Adults in England will have to show a Covid pass to attend large venues from today (15 December).
The new rules, which were passed in the House of Commons last night, means that people need to show proof of full Covid-19 vaccination or a recent negative lateral flow test to enter big sports matches, nightclubs or other large events.
These are the new Covid rules
Over-18s must show that they are either double-jabbed or had a recent negative test, which they can do with an NHS Covid Pass or text message or email from NHS Test and Trace.
The rules apply when visiting:
Any venue with more than 10,000 people
Unseated outdoor venues with more than 4,000 people
Indoor unseated venues with more than 500 people
Under the restrictions, any venue caught failing to check passes could be fined up to £10,000. The faking of a pass could also attract the same penalty.
The new rules come into effect ahead of several Premier League fixtures.
Brighton, Burnley, Crystal Palace and Arsenal are all due to host games on Wednesday evening, meaning fans going to those grounds will have to adhere to the new restrictions.
Face coverings have also been made compulsory in most indoor public venues, as well as on public transport.
People have also been told to work from home if they can.
The new measures have been introduced to try and combat the spread of the Omicron variant.
The booster jab campaign has also been ramped up with a new target meaning people 18 and over will be able to get their third jabs from this week.
Covid rules pass despite large Conservative rebellion
Some 97 Conservative MPs defied the Government and voted against the introduction of mandatory Covid passes to access nightclubs and large venues.
However, the measures passed thanks to support from the Labour party.
The new rules were backed by 369 MPs while 126 opposed the plans.
The division list showed 96 Conservative MPs voted against.
Two Tory MPs also acted as tellers for the noes.
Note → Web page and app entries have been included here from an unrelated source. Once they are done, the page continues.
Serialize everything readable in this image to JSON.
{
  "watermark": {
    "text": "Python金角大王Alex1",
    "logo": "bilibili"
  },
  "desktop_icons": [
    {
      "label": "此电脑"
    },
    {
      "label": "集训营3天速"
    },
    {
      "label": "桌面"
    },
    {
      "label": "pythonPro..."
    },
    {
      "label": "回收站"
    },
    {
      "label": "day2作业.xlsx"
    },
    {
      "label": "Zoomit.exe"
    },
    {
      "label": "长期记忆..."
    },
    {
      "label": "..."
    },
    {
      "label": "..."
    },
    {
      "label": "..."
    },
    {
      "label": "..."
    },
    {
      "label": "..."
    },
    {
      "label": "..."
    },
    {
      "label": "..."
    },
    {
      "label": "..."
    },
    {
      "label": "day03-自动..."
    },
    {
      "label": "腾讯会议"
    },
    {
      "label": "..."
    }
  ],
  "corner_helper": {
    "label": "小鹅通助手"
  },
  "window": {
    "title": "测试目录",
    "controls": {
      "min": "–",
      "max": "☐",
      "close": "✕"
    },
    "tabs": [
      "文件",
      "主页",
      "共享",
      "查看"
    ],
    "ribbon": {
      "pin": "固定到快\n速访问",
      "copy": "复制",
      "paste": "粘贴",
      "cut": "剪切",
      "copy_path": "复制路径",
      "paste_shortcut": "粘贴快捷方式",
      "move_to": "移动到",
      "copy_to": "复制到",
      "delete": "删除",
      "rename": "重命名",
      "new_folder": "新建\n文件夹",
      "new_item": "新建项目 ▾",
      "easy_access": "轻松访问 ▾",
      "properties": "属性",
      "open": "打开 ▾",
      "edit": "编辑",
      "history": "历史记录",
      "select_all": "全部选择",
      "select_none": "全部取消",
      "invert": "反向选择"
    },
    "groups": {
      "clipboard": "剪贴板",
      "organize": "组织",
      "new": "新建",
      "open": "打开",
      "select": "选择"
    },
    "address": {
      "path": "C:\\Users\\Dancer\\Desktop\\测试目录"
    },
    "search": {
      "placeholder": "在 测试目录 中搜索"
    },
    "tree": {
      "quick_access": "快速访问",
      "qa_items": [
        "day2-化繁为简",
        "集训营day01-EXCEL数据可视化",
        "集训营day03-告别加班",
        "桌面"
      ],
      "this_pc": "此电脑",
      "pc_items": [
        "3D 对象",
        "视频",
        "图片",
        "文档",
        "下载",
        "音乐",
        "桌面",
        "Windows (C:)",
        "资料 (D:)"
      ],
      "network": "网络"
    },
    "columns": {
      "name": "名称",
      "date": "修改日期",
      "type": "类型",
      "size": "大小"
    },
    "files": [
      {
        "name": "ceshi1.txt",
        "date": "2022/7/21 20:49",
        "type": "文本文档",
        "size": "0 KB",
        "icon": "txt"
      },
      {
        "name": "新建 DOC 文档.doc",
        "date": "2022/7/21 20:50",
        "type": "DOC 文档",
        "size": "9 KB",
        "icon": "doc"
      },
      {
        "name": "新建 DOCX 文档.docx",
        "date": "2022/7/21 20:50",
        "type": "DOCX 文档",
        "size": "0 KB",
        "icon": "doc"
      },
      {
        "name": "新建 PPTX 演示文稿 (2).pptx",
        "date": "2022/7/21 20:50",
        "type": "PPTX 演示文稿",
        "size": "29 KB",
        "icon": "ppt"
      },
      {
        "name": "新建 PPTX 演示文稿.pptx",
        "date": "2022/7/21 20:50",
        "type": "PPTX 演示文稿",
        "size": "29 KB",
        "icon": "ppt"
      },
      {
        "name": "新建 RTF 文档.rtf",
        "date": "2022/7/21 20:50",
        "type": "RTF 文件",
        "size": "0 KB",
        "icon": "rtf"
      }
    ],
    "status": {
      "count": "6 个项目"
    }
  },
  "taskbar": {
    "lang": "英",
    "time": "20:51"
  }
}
Eight Labour MPs, 10 Liberal Democrats, six DUP, Green Party MP Caroline Lucas and Independent MPs Jeremy Corbyn and Rob Roberts also opposed the regulations, according to the list.
A version of this article originally appeared on NationalWorld.com